(Stored data entries)
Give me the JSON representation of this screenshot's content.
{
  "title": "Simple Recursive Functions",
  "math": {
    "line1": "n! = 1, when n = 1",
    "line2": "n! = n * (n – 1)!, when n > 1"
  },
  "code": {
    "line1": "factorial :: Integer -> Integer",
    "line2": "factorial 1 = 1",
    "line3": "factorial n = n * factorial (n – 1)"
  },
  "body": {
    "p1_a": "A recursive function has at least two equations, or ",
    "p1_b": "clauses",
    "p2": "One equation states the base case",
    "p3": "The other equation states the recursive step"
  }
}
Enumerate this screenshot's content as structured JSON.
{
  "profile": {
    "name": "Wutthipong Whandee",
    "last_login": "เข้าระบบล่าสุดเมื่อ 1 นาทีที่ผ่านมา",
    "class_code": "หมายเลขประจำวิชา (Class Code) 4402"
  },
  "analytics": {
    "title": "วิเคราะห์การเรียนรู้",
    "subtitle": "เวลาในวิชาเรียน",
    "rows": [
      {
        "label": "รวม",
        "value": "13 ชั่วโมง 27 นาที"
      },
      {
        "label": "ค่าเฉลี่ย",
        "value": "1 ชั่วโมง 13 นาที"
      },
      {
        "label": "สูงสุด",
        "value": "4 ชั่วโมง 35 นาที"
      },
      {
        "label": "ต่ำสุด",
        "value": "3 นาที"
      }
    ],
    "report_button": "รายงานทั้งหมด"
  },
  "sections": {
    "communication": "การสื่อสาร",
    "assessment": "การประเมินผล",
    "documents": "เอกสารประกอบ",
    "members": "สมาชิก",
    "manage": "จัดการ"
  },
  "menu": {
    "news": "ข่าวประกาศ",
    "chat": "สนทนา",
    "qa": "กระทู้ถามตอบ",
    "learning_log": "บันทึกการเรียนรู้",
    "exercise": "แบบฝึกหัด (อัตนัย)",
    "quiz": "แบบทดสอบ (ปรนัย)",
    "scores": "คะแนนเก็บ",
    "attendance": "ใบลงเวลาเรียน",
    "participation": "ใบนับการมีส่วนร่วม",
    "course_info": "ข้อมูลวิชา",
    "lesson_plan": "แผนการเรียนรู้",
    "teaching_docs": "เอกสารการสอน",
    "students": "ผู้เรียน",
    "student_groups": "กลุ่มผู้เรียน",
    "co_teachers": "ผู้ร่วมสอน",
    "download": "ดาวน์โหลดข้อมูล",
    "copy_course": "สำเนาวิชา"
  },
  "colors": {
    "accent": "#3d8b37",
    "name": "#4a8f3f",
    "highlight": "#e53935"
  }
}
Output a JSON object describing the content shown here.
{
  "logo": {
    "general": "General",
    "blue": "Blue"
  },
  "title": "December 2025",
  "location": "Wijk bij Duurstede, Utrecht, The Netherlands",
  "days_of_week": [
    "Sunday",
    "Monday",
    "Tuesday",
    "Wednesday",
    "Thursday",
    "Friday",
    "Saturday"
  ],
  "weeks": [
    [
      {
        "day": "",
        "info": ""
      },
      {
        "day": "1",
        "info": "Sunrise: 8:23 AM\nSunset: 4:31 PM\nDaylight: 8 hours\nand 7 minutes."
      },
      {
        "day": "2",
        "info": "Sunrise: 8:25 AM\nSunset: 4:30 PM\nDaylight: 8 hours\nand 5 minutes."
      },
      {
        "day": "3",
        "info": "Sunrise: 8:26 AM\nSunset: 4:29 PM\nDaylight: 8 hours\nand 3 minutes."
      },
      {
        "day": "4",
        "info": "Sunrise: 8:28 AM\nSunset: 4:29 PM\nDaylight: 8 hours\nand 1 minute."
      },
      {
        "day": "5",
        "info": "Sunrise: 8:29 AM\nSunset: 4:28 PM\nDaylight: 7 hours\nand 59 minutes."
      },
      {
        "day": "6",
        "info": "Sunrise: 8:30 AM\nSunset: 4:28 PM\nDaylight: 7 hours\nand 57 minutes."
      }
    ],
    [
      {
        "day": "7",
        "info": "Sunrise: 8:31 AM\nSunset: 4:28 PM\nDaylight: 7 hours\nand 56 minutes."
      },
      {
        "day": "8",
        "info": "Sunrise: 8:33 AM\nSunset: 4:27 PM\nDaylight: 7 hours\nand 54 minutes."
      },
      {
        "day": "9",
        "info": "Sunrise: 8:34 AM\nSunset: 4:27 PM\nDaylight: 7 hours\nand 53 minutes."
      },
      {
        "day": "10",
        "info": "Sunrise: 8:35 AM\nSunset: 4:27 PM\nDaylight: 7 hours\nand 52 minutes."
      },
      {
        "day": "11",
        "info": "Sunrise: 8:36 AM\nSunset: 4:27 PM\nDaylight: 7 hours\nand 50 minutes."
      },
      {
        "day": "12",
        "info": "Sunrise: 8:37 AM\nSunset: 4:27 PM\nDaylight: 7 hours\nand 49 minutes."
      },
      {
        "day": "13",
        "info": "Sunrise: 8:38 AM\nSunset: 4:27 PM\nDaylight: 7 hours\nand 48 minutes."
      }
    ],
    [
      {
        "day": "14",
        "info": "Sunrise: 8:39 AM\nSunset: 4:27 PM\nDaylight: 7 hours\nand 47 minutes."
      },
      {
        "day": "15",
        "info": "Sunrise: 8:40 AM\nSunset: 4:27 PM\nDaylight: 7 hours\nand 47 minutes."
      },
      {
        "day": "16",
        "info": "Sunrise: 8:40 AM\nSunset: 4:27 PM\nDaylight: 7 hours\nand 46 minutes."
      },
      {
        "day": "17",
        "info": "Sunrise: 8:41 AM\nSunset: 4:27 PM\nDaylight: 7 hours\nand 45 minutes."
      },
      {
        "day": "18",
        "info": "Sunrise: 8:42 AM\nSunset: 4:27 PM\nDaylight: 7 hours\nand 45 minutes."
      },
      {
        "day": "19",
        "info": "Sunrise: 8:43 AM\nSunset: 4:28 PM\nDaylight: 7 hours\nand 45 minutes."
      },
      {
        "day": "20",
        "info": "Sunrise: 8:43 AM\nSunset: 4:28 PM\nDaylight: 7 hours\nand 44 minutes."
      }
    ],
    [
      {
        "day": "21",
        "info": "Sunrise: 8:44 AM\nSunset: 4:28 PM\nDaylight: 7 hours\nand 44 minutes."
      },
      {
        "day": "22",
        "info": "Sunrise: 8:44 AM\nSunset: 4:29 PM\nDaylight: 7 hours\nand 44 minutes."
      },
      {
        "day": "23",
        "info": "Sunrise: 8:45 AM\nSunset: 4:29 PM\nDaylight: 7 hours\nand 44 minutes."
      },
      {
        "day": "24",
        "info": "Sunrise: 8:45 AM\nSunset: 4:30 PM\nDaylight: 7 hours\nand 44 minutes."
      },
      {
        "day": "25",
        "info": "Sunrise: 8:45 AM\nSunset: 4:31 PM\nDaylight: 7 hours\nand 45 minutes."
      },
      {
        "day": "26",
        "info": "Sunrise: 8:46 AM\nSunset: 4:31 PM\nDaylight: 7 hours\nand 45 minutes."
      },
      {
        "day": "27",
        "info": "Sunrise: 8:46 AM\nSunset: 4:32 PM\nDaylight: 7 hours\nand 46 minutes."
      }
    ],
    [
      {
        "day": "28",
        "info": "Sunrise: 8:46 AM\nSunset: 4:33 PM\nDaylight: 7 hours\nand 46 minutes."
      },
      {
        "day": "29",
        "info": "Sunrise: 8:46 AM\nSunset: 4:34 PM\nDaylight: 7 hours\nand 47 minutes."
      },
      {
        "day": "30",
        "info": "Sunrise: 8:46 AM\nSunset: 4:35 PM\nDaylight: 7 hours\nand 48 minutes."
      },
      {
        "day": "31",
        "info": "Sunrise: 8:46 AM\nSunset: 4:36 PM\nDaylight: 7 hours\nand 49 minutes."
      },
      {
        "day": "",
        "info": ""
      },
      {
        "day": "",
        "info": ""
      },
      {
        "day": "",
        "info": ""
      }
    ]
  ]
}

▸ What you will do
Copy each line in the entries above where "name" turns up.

▸ Solution below
    "name": "Wutthipong Whandee",
    "name": "#4a8f3f",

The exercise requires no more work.